▶ Problem description: Please provide the entries below again, word for word.

▶ Data shown:

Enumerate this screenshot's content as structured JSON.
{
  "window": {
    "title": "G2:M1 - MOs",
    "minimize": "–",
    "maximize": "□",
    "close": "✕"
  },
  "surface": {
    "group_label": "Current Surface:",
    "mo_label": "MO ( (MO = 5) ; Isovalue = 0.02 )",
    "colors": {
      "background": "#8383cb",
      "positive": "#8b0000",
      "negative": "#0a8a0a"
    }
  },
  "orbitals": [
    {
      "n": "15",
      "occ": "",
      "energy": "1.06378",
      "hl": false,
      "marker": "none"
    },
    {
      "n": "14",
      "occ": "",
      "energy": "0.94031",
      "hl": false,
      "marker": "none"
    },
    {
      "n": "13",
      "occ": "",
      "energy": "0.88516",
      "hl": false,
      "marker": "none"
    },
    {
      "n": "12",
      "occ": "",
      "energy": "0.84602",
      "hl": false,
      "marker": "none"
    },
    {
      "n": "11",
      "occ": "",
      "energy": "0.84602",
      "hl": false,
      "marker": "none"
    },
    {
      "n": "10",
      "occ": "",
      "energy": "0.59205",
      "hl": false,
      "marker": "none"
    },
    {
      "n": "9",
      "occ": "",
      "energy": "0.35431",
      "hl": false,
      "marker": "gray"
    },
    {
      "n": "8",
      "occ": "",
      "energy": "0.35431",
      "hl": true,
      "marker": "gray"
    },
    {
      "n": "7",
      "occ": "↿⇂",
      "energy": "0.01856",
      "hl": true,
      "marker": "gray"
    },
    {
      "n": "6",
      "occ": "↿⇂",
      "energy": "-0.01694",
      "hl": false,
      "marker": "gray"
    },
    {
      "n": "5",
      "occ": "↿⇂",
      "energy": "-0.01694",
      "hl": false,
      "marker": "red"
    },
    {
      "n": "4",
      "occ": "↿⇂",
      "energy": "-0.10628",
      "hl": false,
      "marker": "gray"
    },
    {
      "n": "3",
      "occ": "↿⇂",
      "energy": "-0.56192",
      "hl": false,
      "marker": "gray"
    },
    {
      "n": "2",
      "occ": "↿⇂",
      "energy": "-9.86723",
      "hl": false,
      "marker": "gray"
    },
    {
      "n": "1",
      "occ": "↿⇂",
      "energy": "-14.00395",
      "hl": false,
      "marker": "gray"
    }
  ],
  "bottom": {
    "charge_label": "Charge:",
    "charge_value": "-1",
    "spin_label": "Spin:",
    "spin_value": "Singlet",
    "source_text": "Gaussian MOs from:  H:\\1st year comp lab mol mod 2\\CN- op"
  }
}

▶ Result:
Enumerate this screenshot's content as structured JSON.
{
  "window": {
    "title": "G2:M1 - MOs",
    "minimize": "–",
    "maximize": "□",
    "close": "✕"
  },
  "surface": {
    "group_label": "Current Surface:",
    "mo_label": "MO ( (MO = 5) ; Isovalue = 0.02 )",
    "colors": {
      "background": "#8383cb",
      "positive": "#8b0000",
      "negative": "#0a8a0a"
    }
  },
  "orbitals": [
    {
      "n": "15",
      "occ": "",
      "energy": "1.06378",
      "hl": false,
      "marker": "none"
    },
    {
      "n": "14",
      "occ": "",
      "energy": "0.94031",
      "hl": false,
      "marker": "none"
    },
    {
      "n": "13",
      "occ": "",
      "energy": "0.88516",
      "hl": false,
      "marker": "none"
    },
    {
      "n": "12",
      "occ": "",
      "energy": "0.84602",
      "hl": false,
      "marker": "none"
    },
    {
      "n": "11",
      "occ": "",
      "energy": "0.84602",
      "hl": false,
      "marker": "none"
    },
    {
      "n": "10",
      "occ": "",
      "energy": "0.59205",
      "hl": false,
      "marker": "none"
    },
    {
      "n": "9",
      "occ": "",
      "energy": "0.35431",
      "hl": false,
      "marker": "gray"
    },
    {
      "n": "8",
      "occ": "",
      "energy": "0.35431",
      "hl": true,
      "marker": "gray"
    },
    {
      "n": "7",
      "occ": "↿⇂",
      "energy": "0.01856",
      "hl": true,
      "marker": "gray"
    },
    {
      "n": "6",
      "occ": "↿⇂",
      "energy": "-0.01694",
      "hl": false,
      "marker": "gray"
    },
    {
      "n": "5",
      "occ": "↿⇂",
      "energy": "-0.01694",
      "hl": false,
      "marker": "red"
    },
    {
      "n": "4",
      "occ": "↿⇂",
      "energy": "-0.10628",
      "hl": false,
      "marker": "gray"
    },
    {
      "n": "3",
      "occ": "↿⇂",
      "energy": "-0.56192",
      "hl": false,
      "marker": "gray"
    },
    {
      "n": "2",
      "occ": "↿⇂",
      "energy": "-9.86723",
      "hl": false,
      "marker": "gray"
    },
    {
      "n": "1",
      "occ": "↿⇂",
      "energy": "-14.00395",
      "hl": false,
      "marker": "gray"
    }
  ],
  "bottom": {
    "charge_label": "Charge:",
    "charge_value": "-1",
    "spin_label": "Spin:",
    "spin_value": "Singlet",
    "source_text": "Gaussian MOs from:  H:\\1st year comp lab mol mod 2\\CN- op"
  }
}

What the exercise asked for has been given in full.